WHAT TO PRODUCE.
I would like you to print all the records below exactly as they are.

EXTRACTED INFORMATION.
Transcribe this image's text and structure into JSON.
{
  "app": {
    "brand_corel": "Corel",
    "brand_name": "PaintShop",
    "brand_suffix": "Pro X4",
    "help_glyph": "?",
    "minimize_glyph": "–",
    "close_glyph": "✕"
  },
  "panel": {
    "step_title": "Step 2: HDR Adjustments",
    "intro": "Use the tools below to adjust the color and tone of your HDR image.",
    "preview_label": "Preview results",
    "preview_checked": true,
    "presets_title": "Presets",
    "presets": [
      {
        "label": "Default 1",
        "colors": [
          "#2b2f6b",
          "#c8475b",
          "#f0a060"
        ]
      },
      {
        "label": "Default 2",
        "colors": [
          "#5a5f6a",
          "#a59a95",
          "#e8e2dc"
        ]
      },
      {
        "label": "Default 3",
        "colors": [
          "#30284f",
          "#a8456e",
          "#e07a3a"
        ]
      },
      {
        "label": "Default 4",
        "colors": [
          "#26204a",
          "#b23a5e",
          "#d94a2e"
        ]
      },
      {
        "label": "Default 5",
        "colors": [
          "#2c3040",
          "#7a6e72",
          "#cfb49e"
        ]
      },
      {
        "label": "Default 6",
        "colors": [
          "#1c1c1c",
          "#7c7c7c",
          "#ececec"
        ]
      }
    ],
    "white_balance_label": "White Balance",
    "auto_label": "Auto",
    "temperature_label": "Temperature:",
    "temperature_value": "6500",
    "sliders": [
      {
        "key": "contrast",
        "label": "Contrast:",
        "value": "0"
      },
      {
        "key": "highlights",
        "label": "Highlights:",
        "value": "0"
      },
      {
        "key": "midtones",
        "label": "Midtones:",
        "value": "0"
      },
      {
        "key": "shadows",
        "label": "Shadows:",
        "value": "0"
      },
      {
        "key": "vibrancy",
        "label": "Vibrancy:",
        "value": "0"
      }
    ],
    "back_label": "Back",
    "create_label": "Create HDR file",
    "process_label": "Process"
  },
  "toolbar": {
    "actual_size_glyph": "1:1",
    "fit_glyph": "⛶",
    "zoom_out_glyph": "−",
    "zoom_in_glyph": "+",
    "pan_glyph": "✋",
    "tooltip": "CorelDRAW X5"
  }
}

WORKED SOLUTION.
Transcribe this image's text and structure into JSON.
{
  "app": {
    "brand_corel": "Corel",
    "brand_name": "PaintShop",
    "brand_suffix": "Pro X4",
    "help_glyph": "?",
    "minimize_glyph": "–",
    "close_glyph": "✕"
  },
  "panel": {
    "step_title": "Step 2: HDR Adjustments",
    "intro": "Use the tools below to adjust the color and tone of your HDR image.",
    "preview_label": "Preview results",
    "preview_checked": true,
    "presets_title": "Presets",
    "presets": [
      {
        "label": "Default 1",
        "colors": [
          "#2b2f6b",
          "#c8475b",
          "#f0a060"
        ]
      },
      {
        "label": "Default 2",
        "colors": [
          "#5a5f6a",
          "#a59a95",
          "#e8e2dc"
        ]
      },
      {
        "label": "Default 3",
        "colors": [
          "#30284f",
          "#a8456e",
          "#e07a3a"
        ]
      },
      {
        "label": "Default 4",
        "colors": [
          "#26204a",
          "#b23a5e",
          "#d94a2e"
        ]
      },
      {
        "label": "Default 5",
        "colors": [
          "#2c3040",
          "#7a6e72",
          "#cfb49e"
        ]
      },
      {
        "label": "Default 6",
        "colors": [
          "#1c1c1c",
          "#7c7c7c",
          "#ececec"
        ]
      }
    ],
    "white_balance_label": "White Balance",
    "auto_label": "Auto",
    "temperature_label": "Temperature:",
    "temperature_value": "6500",
    "sliders": [
      {
        "key": "contrast",
        "label": "Contrast:",
        "value": "0"
      },
      {
        "key": "highlights",
        "label": "Highlights:",
        "value": "0"
      },
      {
        "key": "midtones",
        "label": "Midtones:",
        "value": "0"
      },
      {
        "key": "shadows",
        "label": "Shadows:",
        "value": "0"
      },
      {
        "key": "vibrancy",
        "label": "Vibrancy:",
        "value": "0"
      }
    ],
    "back_label": "Back",
    "create_label": "Create HDR file",
    "process_label": "Process"
  },
  "toolbar": {
    "actual_size_glyph": "1:1",
    "fit_glyph": "⛶",
    "zoom_out_glyph": "−",
    "zoom_in_glyph": "+",
    "pan_glyph": "✋",
    "tooltip": "CorelDRAW X5"
  }
}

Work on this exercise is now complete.